DATA TO PROCESS: Begin
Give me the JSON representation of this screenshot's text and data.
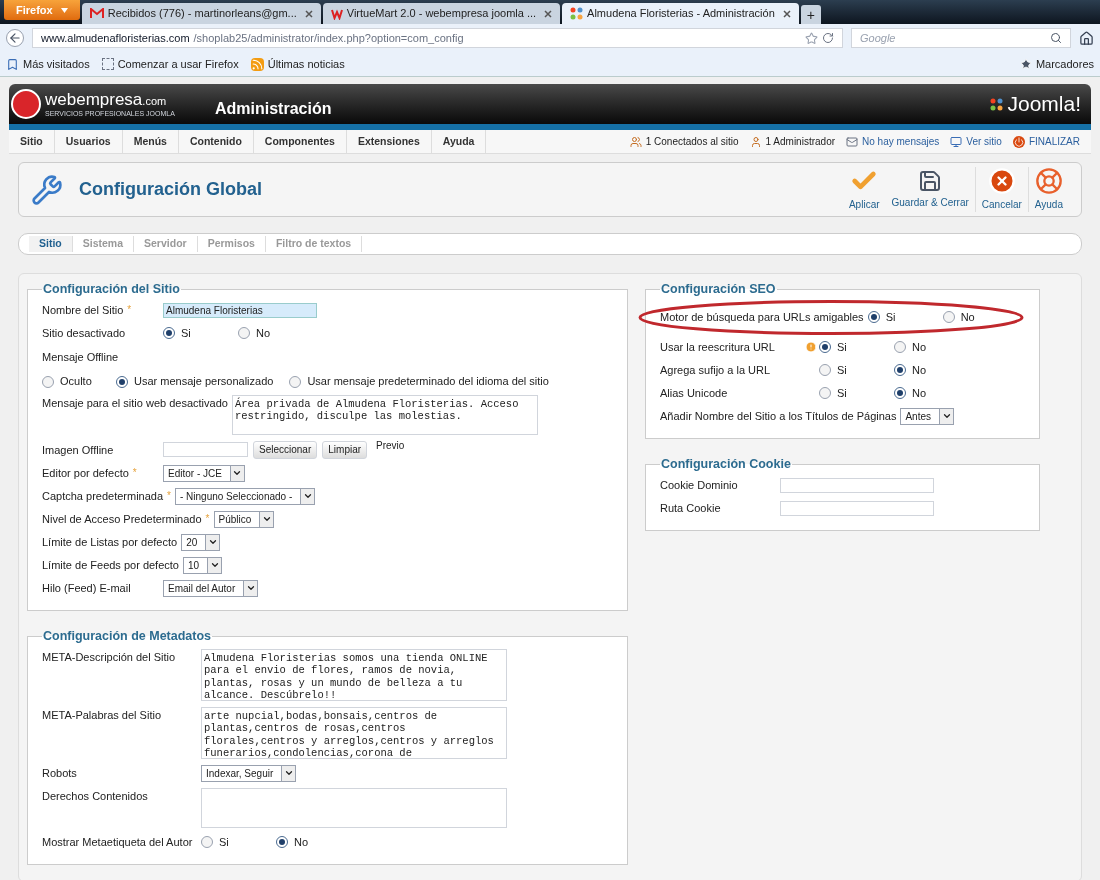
{
  "browser": {
    "menu_button": "Firefox",
    "tabs": [
      {
        "label": "Recibidos (776) - martinorleans@gm...",
        "kind": "mail",
        "selected": false
      },
      {
        "label": "VirtueMart 2.0 - webempresa joomla ...",
        "kind": "webempresa",
        "selected": false
      },
      {
        "label": "Almudena Floristerias - Administración",
        "kind": "joomla",
        "selected": true
      }
    ],
    "new_tab": "+",
    "url": {
      "host": "www.almudenafloristerias.com",
      "path": "/shoplab25/administrator/index.php?option=com_config"
    },
    "search": {
      "placeholder": "Google"
    },
    "bookmarks": [
      {
        "label": "Más visitados",
        "kind": "star"
      },
      {
        "label": "Comenzar a usar Firefox",
        "kind": "page"
      },
      {
        "label": "Últimas noticias",
        "kind": "rss"
      }
    ],
    "bookmarks_menu": "Marcadores"
  },
  "header": {
    "brand": "webempresa",
    "brand_suffix": ".com",
    "tagline": "SERVICIOS PROFESIONALES JOOMLA",
    "title": "Administración",
    "product": "Joomla!"
  },
  "menu": [
    "Sitio",
    "Usuarios",
    "Menús",
    "Contenido",
    "Componentes",
    "Extensiones",
    "Ayuda"
  ],
  "status": [
    {
      "label": "1 Conectados al sitio",
      "kind": "users"
    },
    {
      "label": "1 Administrador",
      "kind": "admin"
    },
    {
      "label": "No hay mensajes",
      "kind": "messages"
    },
    {
      "label": "Ver sitio",
      "kind": "site"
    },
    {
      "label": "FINALIZAR",
      "kind": "logout"
    }
  ],
  "toolbar": {
    "title": "Configuración Global",
    "buttons": [
      {
        "label": "Aplicar",
        "kind": "apply"
      },
      {
        "label": "Guardar & Cerrar",
        "kind": "save"
      },
      {
        "label": "Cancelar",
        "kind": "cancel"
      },
      {
        "label": "Ayuda",
        "kind": "help"
      }
    ]
  },
  "tabs": [
    {
      "label": "Sitio",
      "selected": true
    },
    {
      "label": "Sistema",
      "selected": false
    },
    {
      "label": "Servidor",
      "selected": false
    },
    {
      "label": "Permisos",
      "selected": false
    },
    {
      "label": "Filtro de textos",
      "selected": false
    }
  ],
  "left": [
    {
      "title": "Configuración del Sitio",
      "fields": [
        {
          "label": "Nombre del Sitio",
          "required": true,
          "kind": "text",
          "value": "Almudena Floristerias",
          "focused": true
        },
        {
          "label": "Sitio desactivado",
          "required": false,
          "kind": "radio",
          "options": [
            {
              "label": "Si",
              "selected": true
            },
            {
              "label": "No",
              "selected": false
            }
          ]
        },
        {
          "label": "Mensaje Offline",
          "required": false,
          "kind": "radio_block",
          "options": [
            {
              "label": "Oculto",
              "selected": false
            },
            {
              "label": "Usar mensaje personalizado",
              "selected": true
            },
            {
              "label": "Usar mensaje predeterminado del idioma del sitio",
              "selected": false
            }
          ]
        },
        {
          "label": "Mensaje para el sitio web desactivado",
          "required": false,
          "kind": "textarea",
          "value": "Área privada de Almudena Floristerias. Acceso restringido, disculpe las molestias."
        },
        {
          "label": "Imagen Offline",
          "required": false,
          "kind": "image",
          "buttons": [
            "Seleccionar",
            "Limpiar"
          ],
          "preview": "Previo"
        },
        {
          "label": "Editor por defecto",
          "required": true,
          "kind": "select",
          "value": "Editor - JCE"
        },
        {
          "label": "Captcha predeterminada",
          "required": true,
          "kind": "select",
          "value": "- Ninguno Seleccionado -"
        },
        {
          "label": "Nivel de Acceso Predeterminado",
          "required": true,
          "kind": "select",
          "value": "Público"
        },
        {
          "label": "Límite de Listas por defecto",
          "required": false,
          "kind": "select",
          "value": "20"
        },
        {
          "label": "Límite de Feeds por defecto",
          "required": false,
          "kind": "select",
          "value": "10"
        },
        {
          "label": "Hilo (Feed) E-mail",
          "required": false,
          "kind": "select",
          "value": "Email del Autor"
        }
      ]
    },
    {
      "title": "Configuración de Metadatos",
      "fields": [
        {
          "label": "META-Descripción del Sitio",
          "required": false,
          "kind": "textarea",
          "value": "Almudena Floristerias somos una tienda ONLINE para el envio de flores, ramos de novia, plantas, rosas y un mundo de belleza a tu alcance. Descúbrelo!!"
        },
        {
          "label": "META-Palabras del Sitio",
          "required": false,
          "kind": "textarea",
          "value": "arte nupcial,bodas,bonsais,centros de plantas,centros de rosas,centros florales,centros y arreglos,centros y arreglos funerarios,condolencias,corona de"
        },
        {
          "label": "Robots",
          "required": false,
          "kind": "select",
          "value": "Indexar, Seguir"
        },
        {
          "label": "Derechos Contenidos",
          "required": false,
          "kind": "textarea"
        },
        {
          "label": "Mostrar Metaetiqueta del Autor",
          "required": false,
          "kind": "radio",
          "options": [
            {
              "label": "Si",
              "selected": false
            },
            {
              "label": "No",
              "selected": true
            }
          ]
        }
      ]
    }
  ],
  "right": [
    {
      "title": "Configuración SEO",
      "highlighted": true,
      "fields": [
        {
          "label": "Motor de búsqueda para URLs amigables",
          "required": false,
          "kind": "radio",
          "options": [
            {
              "label": "Si",
              "selected": true
            },
            {
              "label": "No",
              "selected": false
            }
          ]
        },
        {
          "label": "Usar la reescritura URL",
          "required": false,
          "kind": "radio",
          "warning": true,
          "options": [
            {
              "label": "Si",
              "selected": true
            },
            {
              "label": "No",
              "selected": false
            }
          ]
        },
        {
          "label": "Agrega sufijo a la URL",
          "required": false,
          "kind": "radio",
          "options": [
            {
              "label": "Si",
              "selected": false
            },
            {
              "label": "No",
              "selected": true
            }
          ]
        },
        {
          "label": "Alias Unicode",
          "required": false,
          "kind": "radio",
          "options": [
            {
              "label": "Si",
              "selected": false
            },
            {
              "label": "No",
              "selected": true
            }
          ]
        },
        {
          "label": "Añadir Nombre del Sitio a los Títulos de Páginas",
          "required": false,
          "kind": "select",
          "value": "Antes"
        }
      ]
    },
    {
      "title": "Configuración Cookie",
      "highlighted": false,
      "fields": [
        {
          "label": "Cookie Dominio",
          "required": false,
          "kind": "text",
          "focused": false
        },
        {
          "label": "Ruta Cookie",
          "required": false,
          "kind": "text",
          "focused": false
        }
      ]
    }
  ],
  "required_marker": "*"
}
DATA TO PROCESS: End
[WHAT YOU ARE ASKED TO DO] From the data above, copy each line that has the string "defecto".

[TASK RESPONSE]
          "label": "Editor por defecto",
          "label": "Límite de Listas por defecto",
          "label": "Límite de Feeds por defecto",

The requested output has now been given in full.